Rhonda Blair's areas of interest include theatre and politics, feminism and theatre, alternative performance, and Anton Chekhov. She has directed and performed in over 70 productions and has created original solo and devised performance work. She researches applications of cognitive science to acting, directing and text, particularly in how current research on the brain, body, thought, feeling, language, and cultural “ecologies” informs and empowers us when we make theatre. She has given keynotes and featured talks internationally for, among others, the Giving Voice conference at the Grotowski Institute (2016), the Michael Chekhov Symposium at the University of Zurich (2013), the Dialogues Between Theatre and Neuroscience Conference at Sapienza University in Rome (2013), and at the Symposium on Cognition, Kinesthetics, and Performance at University of Kent (2012).
Ph.D. Theatre (theory and criticism, directing, Russian theatre), University of Kansas, 1982
M.A. Slavic Languages and Literature (Russian), University of Kansas, 1978
M.A. Theatre (Acting and Directing), University of Kansas, 1976
B.A. Theatre, University of Nevada at Las Vegas, 1973
Theatre, Performance and Cognition: Languages, Bodies and Ecologies (co-edited with Amy Cook, Methuen 2016).
Richard Boleslavsky’s Acting: The First Six Lessons: Documents from the American Laboratory Theatre (editor, Routledge 2010).
The Actor, Image, and Action: Acting and Cognitive Neuroscience (Routledge 2008).
“Acting and Science.” The Cambridge Companion to Theatre and Science. Cambridge UP, 2020.
“4E Cognition for Directing: Thornton Wilder’s Our Town and Caryl Churchill’s Light Shining in Buckinghamshire.” The Routledge Companion to Theatre, Performance, and Cognitive Science, eds. Bruce McConachie and Rick Kemp. Routledge, 2018.
“Theatre and Embodiment,” Theatre Symposium, Vol. 26, 2019.
“Notes on Empathy, Cognitive Neuroscience, and Theatre/Education.” Special Issue of p-e-r-f-o-r-m-a-n-c-e, Spring 2015.
“The Multimodal Practitioner.” Affective Performance and Cognitive Science, ed. Nicola Shaughnessy. Methuen, 2013.
“’Active Analysis – More Active than You Know’: Stanislavsky and Cognitive Science.” The Routledge Companion to Stanislavsky, Routledge, 2013.
Co-editor. Special Section on Cognitive Science, Theatre and Performance. Journal of Dramatic Theory and Criticism. Volume XXVI, No. 2, Fall 2011. Primary author of introduction.
"Stanislavsky and Cognitive Science" (interchange with John Hill). TDR: A Journal of Performance Studies, T207, Vol. 54, No. 3, Fall 2010.
Selected Grants and Fellowships
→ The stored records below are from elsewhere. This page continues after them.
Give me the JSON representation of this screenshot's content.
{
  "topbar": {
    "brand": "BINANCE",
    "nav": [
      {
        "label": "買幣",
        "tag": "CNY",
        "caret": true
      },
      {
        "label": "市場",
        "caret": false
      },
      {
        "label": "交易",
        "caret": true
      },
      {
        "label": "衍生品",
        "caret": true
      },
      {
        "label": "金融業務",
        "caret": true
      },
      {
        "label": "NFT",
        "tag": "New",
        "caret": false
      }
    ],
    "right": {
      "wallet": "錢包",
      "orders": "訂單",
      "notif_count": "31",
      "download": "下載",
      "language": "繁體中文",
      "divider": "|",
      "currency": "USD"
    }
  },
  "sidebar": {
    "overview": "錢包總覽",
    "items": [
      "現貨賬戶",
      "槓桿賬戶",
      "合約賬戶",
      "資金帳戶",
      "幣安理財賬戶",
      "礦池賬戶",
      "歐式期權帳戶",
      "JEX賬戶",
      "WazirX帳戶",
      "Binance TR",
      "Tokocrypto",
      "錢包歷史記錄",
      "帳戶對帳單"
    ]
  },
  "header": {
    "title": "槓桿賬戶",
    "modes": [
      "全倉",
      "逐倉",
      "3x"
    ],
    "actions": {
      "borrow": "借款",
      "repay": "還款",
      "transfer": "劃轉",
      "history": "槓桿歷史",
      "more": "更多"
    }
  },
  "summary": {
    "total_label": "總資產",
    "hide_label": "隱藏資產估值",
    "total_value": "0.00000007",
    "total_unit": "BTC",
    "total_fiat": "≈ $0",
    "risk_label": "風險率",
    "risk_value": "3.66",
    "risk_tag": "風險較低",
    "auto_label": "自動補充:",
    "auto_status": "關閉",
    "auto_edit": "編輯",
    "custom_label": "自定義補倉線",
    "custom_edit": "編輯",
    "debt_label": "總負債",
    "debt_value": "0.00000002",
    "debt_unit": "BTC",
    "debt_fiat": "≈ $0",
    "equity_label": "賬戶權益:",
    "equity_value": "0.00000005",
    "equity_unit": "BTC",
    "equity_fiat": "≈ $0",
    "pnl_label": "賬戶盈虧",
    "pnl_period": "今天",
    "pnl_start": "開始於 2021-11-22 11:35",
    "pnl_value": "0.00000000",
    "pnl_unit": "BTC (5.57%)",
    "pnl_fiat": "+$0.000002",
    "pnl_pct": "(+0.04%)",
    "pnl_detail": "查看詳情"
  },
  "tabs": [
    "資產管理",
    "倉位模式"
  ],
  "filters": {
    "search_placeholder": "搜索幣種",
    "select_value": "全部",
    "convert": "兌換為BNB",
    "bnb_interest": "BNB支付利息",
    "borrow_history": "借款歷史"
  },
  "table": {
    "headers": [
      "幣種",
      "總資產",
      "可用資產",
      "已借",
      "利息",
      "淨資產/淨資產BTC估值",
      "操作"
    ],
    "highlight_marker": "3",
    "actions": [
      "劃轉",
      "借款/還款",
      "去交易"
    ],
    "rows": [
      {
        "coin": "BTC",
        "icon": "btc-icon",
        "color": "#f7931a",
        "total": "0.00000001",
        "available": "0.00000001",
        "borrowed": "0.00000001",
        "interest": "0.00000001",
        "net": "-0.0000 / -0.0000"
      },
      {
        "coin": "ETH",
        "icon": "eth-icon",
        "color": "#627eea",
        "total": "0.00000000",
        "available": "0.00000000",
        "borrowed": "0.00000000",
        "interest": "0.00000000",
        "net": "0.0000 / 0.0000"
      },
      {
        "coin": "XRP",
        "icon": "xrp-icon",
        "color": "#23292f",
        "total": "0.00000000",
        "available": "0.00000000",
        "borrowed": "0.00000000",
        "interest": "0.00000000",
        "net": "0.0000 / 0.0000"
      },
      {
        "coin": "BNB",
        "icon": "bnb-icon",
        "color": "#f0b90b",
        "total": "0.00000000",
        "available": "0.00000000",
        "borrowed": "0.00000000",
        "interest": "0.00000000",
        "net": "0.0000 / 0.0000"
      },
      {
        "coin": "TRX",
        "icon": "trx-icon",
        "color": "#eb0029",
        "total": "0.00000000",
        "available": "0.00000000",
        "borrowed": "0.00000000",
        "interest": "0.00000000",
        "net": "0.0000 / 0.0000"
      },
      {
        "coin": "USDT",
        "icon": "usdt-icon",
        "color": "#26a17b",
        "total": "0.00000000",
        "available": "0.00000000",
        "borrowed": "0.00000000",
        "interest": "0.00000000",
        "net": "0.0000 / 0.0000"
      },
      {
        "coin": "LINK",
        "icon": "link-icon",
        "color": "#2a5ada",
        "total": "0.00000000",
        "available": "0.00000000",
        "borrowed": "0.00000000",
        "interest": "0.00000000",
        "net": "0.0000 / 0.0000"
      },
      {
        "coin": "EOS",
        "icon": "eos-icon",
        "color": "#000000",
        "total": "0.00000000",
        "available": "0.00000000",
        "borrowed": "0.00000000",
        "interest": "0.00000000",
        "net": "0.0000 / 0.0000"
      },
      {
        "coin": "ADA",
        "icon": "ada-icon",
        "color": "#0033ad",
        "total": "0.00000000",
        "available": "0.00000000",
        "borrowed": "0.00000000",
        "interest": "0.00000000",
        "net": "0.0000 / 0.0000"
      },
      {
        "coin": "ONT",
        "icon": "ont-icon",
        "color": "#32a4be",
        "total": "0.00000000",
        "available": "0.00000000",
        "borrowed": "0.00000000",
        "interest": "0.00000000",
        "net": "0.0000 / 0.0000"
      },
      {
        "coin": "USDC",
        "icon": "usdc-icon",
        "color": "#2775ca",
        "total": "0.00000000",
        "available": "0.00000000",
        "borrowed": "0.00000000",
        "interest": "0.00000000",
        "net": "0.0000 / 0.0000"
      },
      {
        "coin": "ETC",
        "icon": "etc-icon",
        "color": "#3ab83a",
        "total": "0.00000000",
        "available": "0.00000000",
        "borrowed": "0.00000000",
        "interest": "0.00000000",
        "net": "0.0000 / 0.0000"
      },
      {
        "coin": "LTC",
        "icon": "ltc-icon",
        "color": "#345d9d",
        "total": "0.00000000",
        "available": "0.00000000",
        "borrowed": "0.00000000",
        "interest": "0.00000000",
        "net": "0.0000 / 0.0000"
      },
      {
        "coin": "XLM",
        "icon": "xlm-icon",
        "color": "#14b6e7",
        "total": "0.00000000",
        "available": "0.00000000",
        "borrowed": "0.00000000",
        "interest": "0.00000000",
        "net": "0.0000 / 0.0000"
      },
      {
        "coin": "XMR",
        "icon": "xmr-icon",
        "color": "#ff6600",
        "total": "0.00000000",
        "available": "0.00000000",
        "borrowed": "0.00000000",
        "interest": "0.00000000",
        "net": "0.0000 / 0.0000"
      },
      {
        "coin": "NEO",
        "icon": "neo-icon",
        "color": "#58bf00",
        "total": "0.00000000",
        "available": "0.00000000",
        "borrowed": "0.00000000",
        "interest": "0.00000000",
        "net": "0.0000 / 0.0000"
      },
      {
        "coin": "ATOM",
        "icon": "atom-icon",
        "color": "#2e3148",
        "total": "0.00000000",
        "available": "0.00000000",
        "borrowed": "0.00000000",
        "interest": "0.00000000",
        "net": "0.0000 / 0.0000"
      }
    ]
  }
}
SMU Ford Faculty Research Fellowship 2008
University Research Council – multiple awards for research and travel
Meadows School of the Arts – multiple awards for research and travel
International Research and Exchanges Board Travel Grant for research in Moscow and St. Petersburg, 1991.
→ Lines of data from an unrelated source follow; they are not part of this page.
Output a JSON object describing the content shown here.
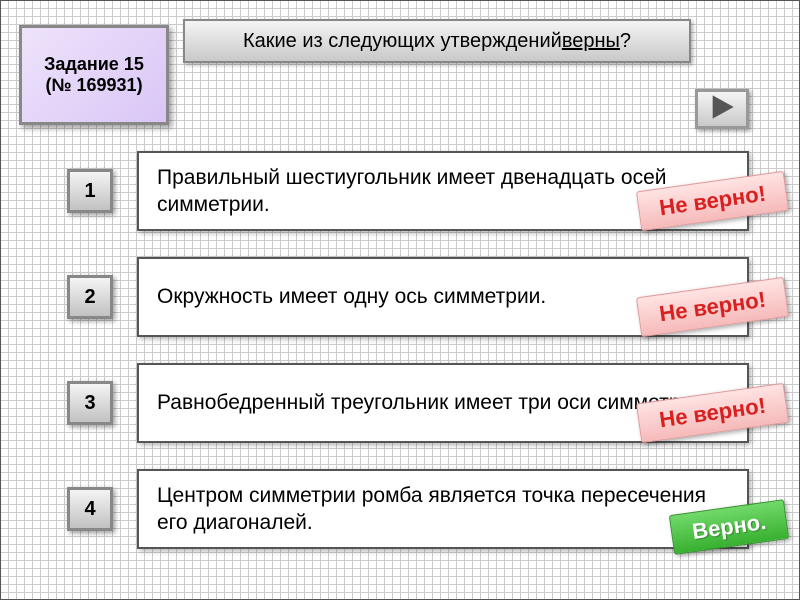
{
  "task": {
    "title": "Задание 15",
    "number": "(№ 169931)"
  },
  "question": {
    "prefix": "Какие из следующих утверждений ",
    "underlined": "верны",
    "suffix": "?"
  },
  "nav": {
    "next": "next"
  },
  "stamps": {
    "incorrect": "Не верно!",
    "correct": "Верно."
  },
  "answers": [
    {
      "num": "1",
      "text": "Правильный шестиугольник имеет двенадцать осей симметрии.",
      "result": "incorrect"
    },
    {
      "num": "2",
      "text": "Окружность имеет одну ось симметрии.",
      "result": "incorrect"
    },
    {
      "num": "3",
      "text": "Равнобедренный треугольник имеет три оси симметрии.",
      "result": "incorrect"
    },
    {
      "num": "4",
      "text": "Центром симметрии ромба является точка пересечения его диагоналей.",
      "result": "correct"
    }
  ]
}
People to People University Theatre Educators Delegation to Prague, Moscow, and Leningrad, March-April, 1991.
Massachusetts Council on the Arts and Humanities Grant, Split Britches Company residency.
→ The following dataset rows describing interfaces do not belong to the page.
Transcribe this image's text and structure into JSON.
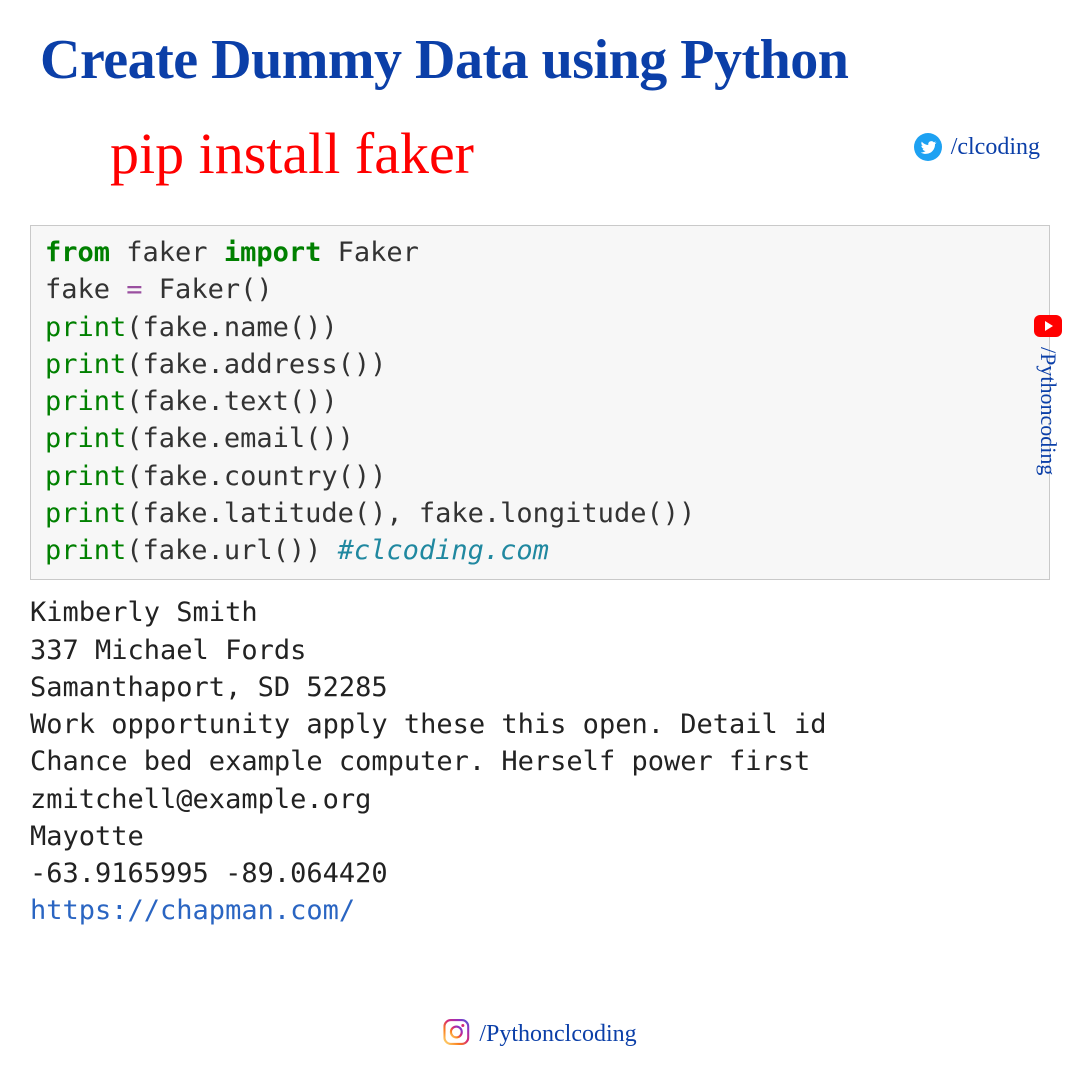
{
  "title": "Create Dummy Data using Python",
  "pip_command": "pip install faker",
  "twitter": {
    "handle": "/clcoding"
  },
  "youtube": {
    "handle": "/Pythoncoding"
  },
  "instagram": {
    "handle": "/Pythonclcoding"
  },
  "code": {
    "line1": {
      "kw1": "from",
      "t1": " faker ",
      "kw2": "import",
      "t2": " Faker"
    },
    "line2": {
      "a": "fake ",
      "op": "=",
      "b": " Faker()"
    },
    "line3": {
      "fn": "print",
      "rest": "(fake.name())"
    },
    "line4": {
      "fn": "print",
      "rest": "(fake.address())"
    },
    "line5": {
      "fn": "print",
      "rest": "(fake.text())"
    },
    "line6": {
      "fn": "print",
      "rest": "(fake.email())"
    },
    "line7": {
      "fn": "print",
      "rest": "(fake.country())"
    },
    "line8": {
      "fn": "print",
      "rest": "(fake.latitude(), fake.longitude())"
    },
    "line9": {
      "fn": "print",
      "rest": "(fake.url()) ",
      "comment": "#clcoding.com"
    }
  },
  "output": {
    "line1": "Kimberly Smith",
    "line2": "337 Michael Fords",
    "line3": "Samanthaport, SD 52285",
    "line4": "Work opportunity apply these this open. Detail id",
    "line5": "Chance bed example computer. Herself power first",
    "line6": "zmitchell@example.org",
    "line7": "Mayotte",
    "line8": "-63.9165995 -89.064420",
    "link": "https://chapman.com/"
  }
}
Massachusetts Council on the Arts and Humanities Grant, Stewart Sherman residency, 1987.
National Endowment for the Arts Writers-in-Residence Grant, author and administrator, 1985-86.
National Endowment for the Humanities Summer Seminar in Avant-Garde Theatre in Europe and the U.S., participant, 1985.
Canada Council Grant for Playwrights' Readings, author and administrator, summer 1985.
National Endowment for the Humanities Institute on Polish and Soviet Theatre and Drama, participant, summer 1982.
American Society for Theatre Research Distinguished Scholar award 2019
President, American Society for Theatre Research 2009-12
SMU Distinguished University Citizen Award 2012
SMU Ford Faculty Research Fellowship 2008
President, SMU Faculty Senate 2006-07
|Blair teaches B.F.A. and M.F.A. courses in Solo Performance, in which we study the work of solo performers and performance artists, and students then generate their own original solo pieces; B.F.A. and M.F.A. Text Analysis, in which we focus how to take the script “off the page” and into performance and embodiment; and B.F.A. Theatre History II, in which we study major figures, movements, and developments from the Restoration to the present.|